Two years ago, Arquette faced off against ex-con Nick Gage in a deathmatch, the most hardcore style where the wrestlers swing chairs, baseball bats and the like.
With blood gushing from his neck, Arquette gets up and tries to pin Gage but can’t. He jumps out of the ring, holding his neck. Then, he climbs back in and smacks Gage with a folding peau. After a couple of minutes, though, Arquette is the one who gets pinned.
“It nearly cost me my life, ” Arquette told the Star of the match. “I was in way over my head. I was about half an inch from death…”
Arquette decided to go back into the ring after fellow pro wrestler Jack Perry, the son of late actor Luke Perry, assured him that he wasn’t bleeding to death. Perry is the one who took Arquette to the hospital.
Arquette told the Star : “I could hear Luke but I couldn’t see him, ” Arquette told the Star. “I said : ‘Luke is it pumping ? ’ because I was worried I was bleeding out and he said : ‘No it’s not pumping. ’ I knew at that point I wasn’t dying immediately, I could try to finish the match. ”
Arquette has had a lifelong love affair with wrestling, which is traced in a new documentary, “You Cannot Kill David Arquette. ” The film tells of how Arquette has spent the past two decades trying to earn back the respect of the wrestling world — after he won the 2000 World Championship Wrestling heavyweight title as a publicity stunt for his movie “Ready to Rumble. ”

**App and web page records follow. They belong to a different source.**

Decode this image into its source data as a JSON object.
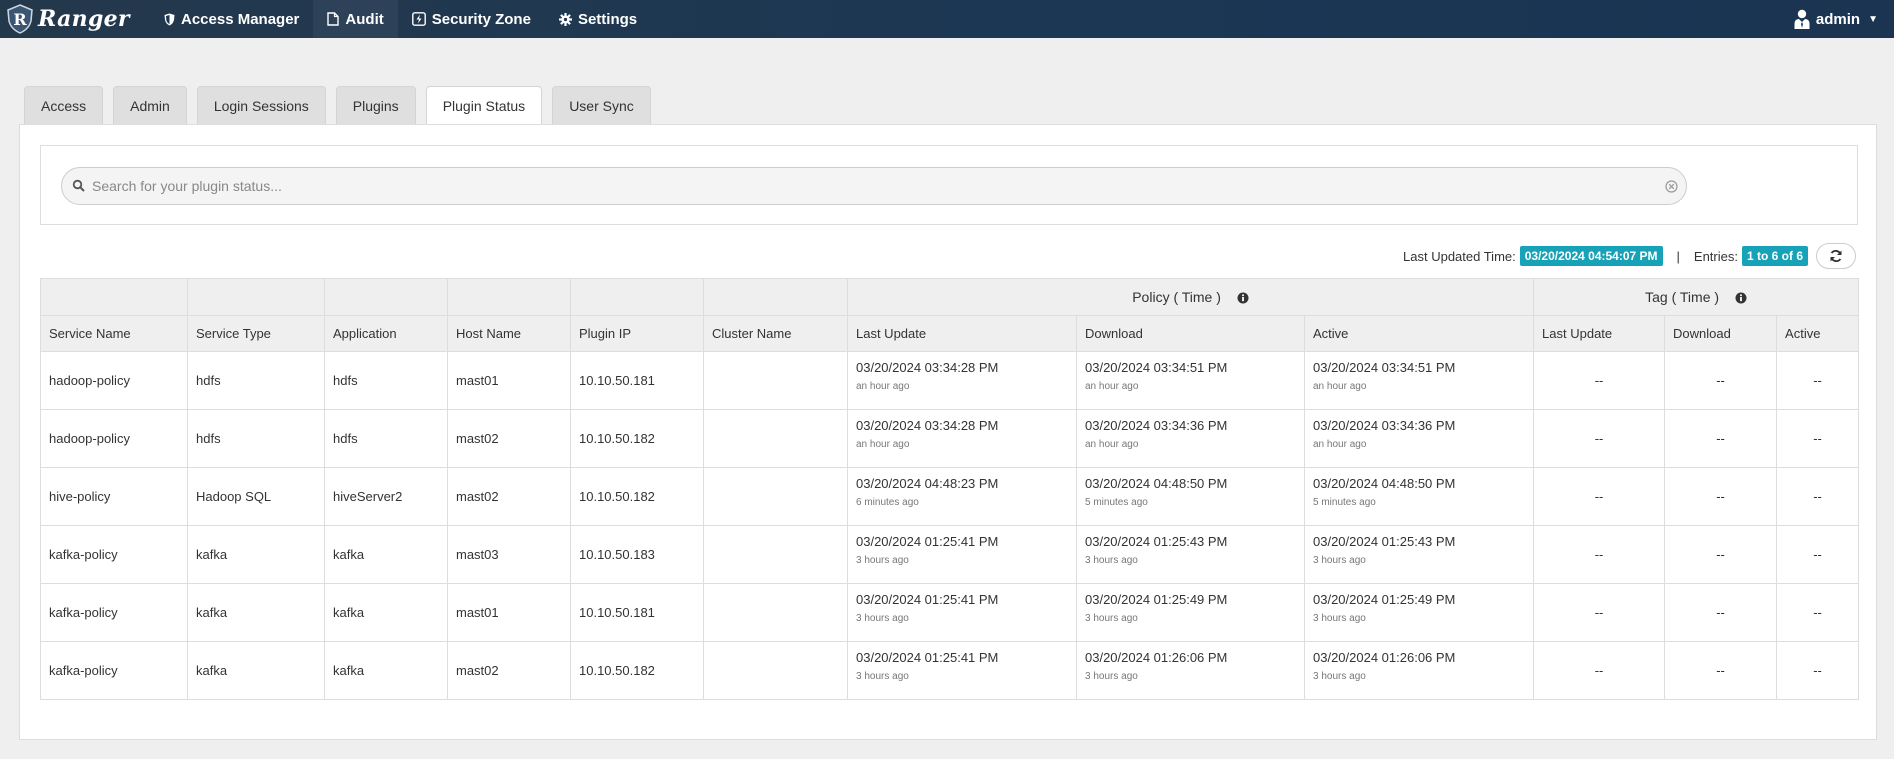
{
  "navbar": {
    "brand": "Ranger",
    "items": [
      {
        "label": "Access Manager",
        "icon": "shield-icon"
      },
      {
        "label": "Audit",
        "icon": "file-icon"
      },
      {
        "label": "Security Zone",
        "icon": "bolt-square-icon"
      },
      {
        "label": "Settings",
        "icon": "gear-icon"
      }
    ],
    "active": "Audit",
    "user": "admin"
  },
  "tabs": [
    "Access",
    "Admin",
    "Login Sessions",
    "Plugins",
    "Plugin Status",
    "User Sync"
  ],
  "active_tab": "Plugin Status",
  "search": {
    "placeholder": "Search for your plugin status..."
  },
  "status": {
    "last_updated_label": "Last Updated Time:",
    "last_updated_value": "03/20/2024 04:54:07 PM",
    "separator": "|",
    "entries_label": "Entries:",
    "entries_value": "1 to 6 of 6"
  },
  "table": {
    "groups": {
      "policy": "Policy ( Time )",
      "tag": "Tag ( Time )"
    },
    "columns": [
      "Service Name",
      "Service Type",
      "Application",
      "Host Name",
      "Plugin IP",
      "Cluster Name",
      "Last Update",
      "Download",
      "Active",
      "Last Update",
      "Download",
      "Active"
    ],
    "rows": [
      {
        "service": "hadoop-policy",
        "type": "hdfs",
        "app": "hdfs",
        "host": "mast01",
        "ip": "10.10.50.181",
        "cluster": "",
        "p_last": "03/20/2024 03:34:28 PM",
        "p_last_ago": "an hour ago",
        "p_dl": "03/20/2024 03:34:51 PM",
        "p_dl_ago": "an hour ago",
        "p_act": "03/20/2024 03:34:51 PM",
        "p_act_ago": "an hour ago",
        "t_last": "--",
        "t_dl": "--",
        "t_act": "--"
      },
      {
        "service": "hadoop-policy",
        "type": "hdfs",
        "app": "hdfs",
        "host": "mast02",
        "ip": "10.10.50.182",
        "cluster": "",
        "p_last": "03/20/2024 03:34:28 PM",
        "p_last_ago": "an hour ago",
        "p_dl": "03/20/2024 03:34:36 PM",
        "p_dl_ago": "an hour ago",
        "p_act": "03/20/2024 03:34:36 PM",
        "p_act_ago": "an hour ago",
        "t_last": "--",
        "t_dl": "--",
        "t_act": "--"
      },
      {
        "service": "hive-policy",
        "type": "Hadoop SQL",
        "app": "hiveServer2",
        "host": "mast02",
        "ip": "10.10.50.182",
        "cluster": "",
        "p_last": "03/20/2024 04:48:23 PM",
        "p_last_ago": "6 minutes ago",
        "p_dl": "03/20/2024 04:48:50 PM",
        "p_dl_ago": "5 minutes ago",
        "p_act": "03/20/2024 04:48:50 PM",
        "p_act_ago": "5 minutes ago",
        "t_last": "--",
        "t_dl": "--",
        "t_act": "--"
      },
      {
        "service": "kafka-policy",
        "type": "kafka",
        "app": "kafka",
        "host": "mast03",
        "ip": "10.10.50.183",
        "cluster": "",
        "p_last": "03/20/2024 01:25:41 PM",
        "p_last_ago": "3 hours ago",
        "p_dl": "03/20/2024 01:25:43 PM",
        "p_dl_ago": "3 hours ago",
        "p_act": "03/20/2024 01:25:43 PM",
        "p_act_ago": "3 hours ago",
        "t_last": "--",
        "t_dl": "--",
        "t_act": "--"
      },
      {
        "service": "kafka-policy",
        "type": "kafka",
        "app": "kafka",
        "host": "mast01",
        "ip": "10.10.50.181",
        "cluster": "",
        "p_last": "03/20/2024 01:25:41 PM",
        "p_last_ago": "3 hours ago",
        "p_dl": "03/20/2024 01:25:49 PM",
        "p_dl_ago": "3 hours ago",
        "p_act": "03/20/2024 01:25:49 PM",
        "p_act_ago": "3 hours ago",
        "t_last": "--",
        "t_dl": "--",
        "t_act": "--"
      },
      {
        "service": "kafka-policy",
        "type": "kafka",
        "app": "kafka",
        "host": "mast02",
        "ip": "10.10.50.182",
        "cluster": "",
        "p_last": "03/20/2024 01:25:41 PM",
        "p_last_ago": "3 hours ago",
        "p_dl": "03/20/2024 01:26:06 PM",
        "p_dl_ago": "3 hours ago",
        "p_act": "03/20/2024 01:26:06 PM",
        "p_act_ago": "3 hours ago",
        "t_last": "--",
        "t_dl": "--",
        "t_act": "--"
      }
    ]
  },
  "colors": {
    "navbar": "#1b3754",
    "badge": "#17a2b8",
    "header_bg": "#efefef"
  }
}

In those years, the 49-year-old Arquette has battled heart problems and drug addiction. After the Gage match, Arquette’s wife, Christine, told him : “I just feel like you want to die, ” the actor recalled.
“I don’t want to die but life is painful, ” Arquette told the Star. “If you have addiction issues like I do there’s an element in the back of your head that the addict is literally trying to kill you. You have to find ways to deal with it so you don’t continue to kill yourself, either slowly or quickly. ”
For Arquette, wrestling helped him deal with the deaths of Luke Perry, a close friend who died of a stroke, and his transgender sister, Alexis, who died of a heart attack.
“Losing someone is really painful but a few things have happened to make me feel we are all much more connected, ” Arquette said. “For wrestling, you shave everything and at one point I was looking at my arms and it was like I was looking at Alexis’ arms, as being transgender she would shave them… For a second it was like I was looking through Alexis’ eyes… I think we’re a lot more connected than any of us know. ”
Through the film, Arquette has finally learned to accept himself. “I accomplished what I set out to do, ” Arquette told the Star. “I wanted to prove I could be a wrestler. And through this whole experience, I figured out – and it’s ironic – I need to stop beating myself up. I had to stop attacking myself and be kind to myself, as corny as it sounds.